§ What to work on: Print out every record below, exactly as written.

------ Provided entries ------

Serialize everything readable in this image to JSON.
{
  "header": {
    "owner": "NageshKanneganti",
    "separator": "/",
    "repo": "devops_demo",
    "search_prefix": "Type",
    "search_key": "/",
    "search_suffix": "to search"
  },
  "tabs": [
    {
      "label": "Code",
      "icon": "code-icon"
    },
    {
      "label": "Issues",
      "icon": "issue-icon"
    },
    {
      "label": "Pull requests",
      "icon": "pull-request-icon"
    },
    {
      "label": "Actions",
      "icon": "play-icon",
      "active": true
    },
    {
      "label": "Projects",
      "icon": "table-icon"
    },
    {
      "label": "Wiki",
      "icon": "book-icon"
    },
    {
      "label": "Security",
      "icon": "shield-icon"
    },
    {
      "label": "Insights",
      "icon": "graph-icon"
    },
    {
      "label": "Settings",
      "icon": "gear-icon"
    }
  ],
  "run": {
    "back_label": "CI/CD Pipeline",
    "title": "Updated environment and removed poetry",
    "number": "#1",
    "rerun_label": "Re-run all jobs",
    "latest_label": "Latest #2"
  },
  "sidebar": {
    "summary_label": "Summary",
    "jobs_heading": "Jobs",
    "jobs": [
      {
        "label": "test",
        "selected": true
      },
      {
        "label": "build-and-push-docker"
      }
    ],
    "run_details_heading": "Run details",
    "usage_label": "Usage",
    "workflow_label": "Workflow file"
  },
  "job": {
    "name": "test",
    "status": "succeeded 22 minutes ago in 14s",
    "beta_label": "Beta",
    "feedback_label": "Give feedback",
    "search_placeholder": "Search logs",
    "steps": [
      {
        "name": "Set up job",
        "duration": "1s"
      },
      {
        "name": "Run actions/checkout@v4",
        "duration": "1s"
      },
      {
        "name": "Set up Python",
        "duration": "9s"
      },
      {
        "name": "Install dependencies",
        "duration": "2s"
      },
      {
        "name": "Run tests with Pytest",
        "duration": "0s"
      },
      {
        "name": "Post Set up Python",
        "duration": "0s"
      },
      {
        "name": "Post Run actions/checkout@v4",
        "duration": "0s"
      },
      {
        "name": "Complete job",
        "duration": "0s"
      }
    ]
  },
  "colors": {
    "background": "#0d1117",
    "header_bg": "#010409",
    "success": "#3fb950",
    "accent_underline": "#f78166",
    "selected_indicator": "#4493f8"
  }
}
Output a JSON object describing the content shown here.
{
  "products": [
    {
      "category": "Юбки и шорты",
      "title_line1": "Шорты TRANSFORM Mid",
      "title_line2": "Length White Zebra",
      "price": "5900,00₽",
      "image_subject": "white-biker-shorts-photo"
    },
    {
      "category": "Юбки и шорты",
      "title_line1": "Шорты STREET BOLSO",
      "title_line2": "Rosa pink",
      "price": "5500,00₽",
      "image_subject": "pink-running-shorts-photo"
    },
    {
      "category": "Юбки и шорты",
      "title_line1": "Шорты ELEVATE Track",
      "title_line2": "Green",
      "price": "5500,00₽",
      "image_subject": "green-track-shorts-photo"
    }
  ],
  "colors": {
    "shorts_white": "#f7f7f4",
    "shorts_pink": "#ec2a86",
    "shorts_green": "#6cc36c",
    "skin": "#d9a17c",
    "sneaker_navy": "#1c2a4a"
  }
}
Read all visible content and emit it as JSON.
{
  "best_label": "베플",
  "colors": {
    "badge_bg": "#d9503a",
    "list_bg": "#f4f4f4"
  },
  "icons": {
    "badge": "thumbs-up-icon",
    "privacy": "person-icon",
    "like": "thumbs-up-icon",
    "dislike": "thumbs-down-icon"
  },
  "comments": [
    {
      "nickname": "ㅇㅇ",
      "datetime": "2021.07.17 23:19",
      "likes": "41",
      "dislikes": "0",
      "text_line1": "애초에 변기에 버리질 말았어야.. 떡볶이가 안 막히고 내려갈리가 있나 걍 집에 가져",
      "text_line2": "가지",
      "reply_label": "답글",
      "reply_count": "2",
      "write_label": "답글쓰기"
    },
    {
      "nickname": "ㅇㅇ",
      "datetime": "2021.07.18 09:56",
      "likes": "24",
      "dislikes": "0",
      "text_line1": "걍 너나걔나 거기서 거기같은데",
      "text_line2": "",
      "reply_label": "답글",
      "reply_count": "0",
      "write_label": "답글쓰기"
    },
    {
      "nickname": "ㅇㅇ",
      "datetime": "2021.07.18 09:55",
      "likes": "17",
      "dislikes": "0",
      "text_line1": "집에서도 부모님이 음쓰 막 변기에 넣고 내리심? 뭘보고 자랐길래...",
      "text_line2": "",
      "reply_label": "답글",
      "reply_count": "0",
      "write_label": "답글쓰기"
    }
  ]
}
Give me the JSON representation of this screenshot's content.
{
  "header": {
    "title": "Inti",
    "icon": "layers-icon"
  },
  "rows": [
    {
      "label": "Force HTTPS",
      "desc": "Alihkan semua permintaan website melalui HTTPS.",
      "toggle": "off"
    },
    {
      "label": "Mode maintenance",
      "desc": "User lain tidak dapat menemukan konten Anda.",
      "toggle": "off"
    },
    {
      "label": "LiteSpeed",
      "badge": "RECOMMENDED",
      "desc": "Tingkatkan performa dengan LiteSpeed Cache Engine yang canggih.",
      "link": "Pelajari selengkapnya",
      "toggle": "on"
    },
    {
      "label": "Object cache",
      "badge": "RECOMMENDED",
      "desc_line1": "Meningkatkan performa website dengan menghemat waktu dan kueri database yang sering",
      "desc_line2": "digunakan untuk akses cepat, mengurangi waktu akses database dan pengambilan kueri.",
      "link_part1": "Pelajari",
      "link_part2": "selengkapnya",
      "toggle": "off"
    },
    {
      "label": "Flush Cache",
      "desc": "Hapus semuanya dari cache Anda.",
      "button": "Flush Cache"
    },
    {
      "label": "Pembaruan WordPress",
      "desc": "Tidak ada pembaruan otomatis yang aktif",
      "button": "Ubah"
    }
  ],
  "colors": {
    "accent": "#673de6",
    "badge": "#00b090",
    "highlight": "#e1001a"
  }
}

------

§ The completed task:
Serialize everything readable in this image to JSON.
{
  "header": {
    "owner": "NageshKanneganti",
    "separator": "/",
    "repo": "devops_demo",
    "search_prefix": "Type",
    "search_key": "/",
    "search_suffix": "to search"
  },
  "tabs": [
    {
      "label": "Code",
      "icon": "code-icon"
    },
    {
      "label": "Issues",
      "icon": "issue-icon"
    },
    {
      "label": "Pull requests",
      "icon": "pull-request-icon"
    },
    {
      "label": "Actions",
      "icon": "play-icon",
      "active": true
    },
    {
      "label": "Projects",
      "icon": "table-icon"
    },
    {
      "label": "Wiki",
      "icon": "book-icon"
    },
    {
      "label": "Security",
      "icon": "shield-icon"
    },
    {
      "label": "Insights",
      "icon": "graph-icon"
    },
    {
      "label": "Settings",
      "icon": "gear-icon"
    }
  ],
  "run": {
    "back_label": "CI/CD Pipeline",
    "title": "Updated environment and removed poetry",
    "number": "#1",
    "rerun_label": "Re-run all jobs",
    "latest_label": "Latest #2"
  },
  "sidebar": {
    "summary_label": "Summary",
    "jobs_heading": "Jobs",
    "jobs": [
      {
        "label": "test",
        "selected": true
      },
      {
        "label": "build-and-push-docker"
      }
    ],
    "run_details_heading": "Run details",
    "usage_label": "Usage",
    "workflow_label": "Workflow file"
  },
  "job": {
    "name": "test",
    "status": "succeeded 22 minutes ago in 14s",
    "beta_label": "Beta",
    "feedback_label": "Give feedback",
    "search_placeholder": "Search logs",
    "steps": [
      {
        "name": "Set up job",
        "duration": "1s"
      },
      {
        "name": "Run actions/checkout@v4",
        "duration": "1s"
      },
      {
        "name": "Set up Python",
        "duration": "9s"
      },
      {
        "name": "Install dependencies",
        "duration": "2s"
      },
      {
        "name": "Run tests with Pytest",
        "duration": "0s"
      },
      {
        "name": "Post Set up Python",
        "duration": "0s"
      },
      {
        "name": "Post Run actions/checkout@v4",
        "duration": "0s"
      },
      {
        "name": "Complete job",
        "duration": "0s"
      }
    ]
  },
  "colors": {
    "background": "#0d1117",
    "header_bg": "#010409",
    "success": "#3fb950",
    "accent_underline": "#f78166",
    "selected_indicator": "#4493f8"
  }
}
Output a JSON object describing the content shown here.
{
  "products": [
    {
      "category": "Юбки и шорты",
      "title_line1": "Шорты TRANSFORM Mid",
      "title_line2": "Length White Zebra",
      "price": "5900,00₽",
      "image_subject": "white-biker-shorts-photo"
    },
    {
      "category": "Юбки и шорты",
      "title_line1": "Шорты STREET BOLSO",
      "title_line2": "Rosa pink",
      "price": "5500,00₽",
      "image_subject": "pink-running-shorts-photo"
    },
    {
      "category": "Юбки и шорты",
      "title_line1": "Шорты ELEVATE Track",
      "title_line2": "Green",
      "price": "5500,00₽",
      "image_subject": "green-track-shorts-photo"
    }
  ],
  "colors": {
    "shorts_white": "#f7f7f4",
    "shorts_pink": "#ec2a86",
    "shorts_green": "#6cc36c",
    "skin": "#d9a17c",
    "sneaker_navy": "#1c2a4a"
  }
}
Read all visible content and emit it as JSON.
{
  "best_label": "베플",
  "colors": {
    "badge_bg": "#d9503a",
    "list_bg": "#f4f4f4"
  },
  "icons": {
    "badge": "thumbs-up-icon",
    "privacy": "person-icon",
    "like": "thumbs-up-icon",
    "dislike": "thumbs-down-icon"
  },
  "comments": [
    {
      "nickname": "ㅇㅇ",
      "datetime": "2021.07.17 23:19",
      "likes": "41",
      "dislikes": "0",
      "text_line1": "애초에 변기에 버리질 말았어야.. 떡볶이가 안 막히고 내려갈리가 있나 걍 집에 가져",
      "text_line2": "가지",
      "reply_label": "답글",
      "reply_count": "2",
      "write_label": "답글쓰기"
    },
    {
      "nickname": "ㅇㅇ",
      "datetime": "2021.07.18 09:56",
      "likes": "24",
      "dislikes": "0",
      "text_line1": "걍 너나걔나 거기서 거기같은데",
      "text_line2": "",
      "reply_label": "답글",
      "reply_count": "0",
      "write_label": "답글쓰기"
    },
    {
      "nickname": "ㅇㅇ",
      "datetime": "2021.07.18 09:55",
      "likes": "17",
      "dislikes": "0",
      "text_line1": "집에서도 부모님이 음쓰 막 변기에 넣고 내리심? 뭘보고 자랐길래...",
      "text_line2": "",
      "reply_label": "답글",
      "reply_count": "0",
      "write_label": "답글쓰기"
    }
  ]
}
Give me the JSON representation of this screenshot's content.
{
  "header": {
    "title": "Inti",
    "icon": "layers-icon"
  },
  "rows": [
    {
      "label": "Force HTTPS",
      "desc": "Alihkan semua permintaan website melalui HTTPS.",
      "toggle": "off"
    },
    {
      "label": "Mode maintenance",
      "desc": "User lain tidak dapat menemukan konten Anda.",
      "toggle": "off"
    },
    {
      "label": "LiteSpeed",
      "badge": "RECOMMENDED",
      "desc": "Tingkatkan performa dengan LiteSpeed Cache Engine yang canggih.",
      "link": "Pelajari selengkapnya",
      "toggle": "on"
    },
    {
      "label": "Object cache",
      "badge": "RECOMMENDED",
      "desc_line1": "Meningkatkan performa website dengan menghemat waktu dan kueri database yang sering",
      "desc_line2": "digunakan untuk akses cepat, mengurangi waktu akses database dan pengambilan kueri.",
      "link_part1": "Pelajari",
      "link_part2": "selengkapnya",
      "toggle": "off"
    },
    {
      "label": "Flush Cache",
      "desc": "Hapus semuanya dari cache Anda.",
      "button": "Flush Cache"
    },
    {
      "label": "Pembaruan WordPress",
      "desc": "Tidak ada pembaruan otomatis yang aktif",
      "button": "Ubah"
    }
  ],
  "colors": {
    "accent": "#673de6",
    "badge": "#00b090",
    "highlight": "#e1001a"
  }
}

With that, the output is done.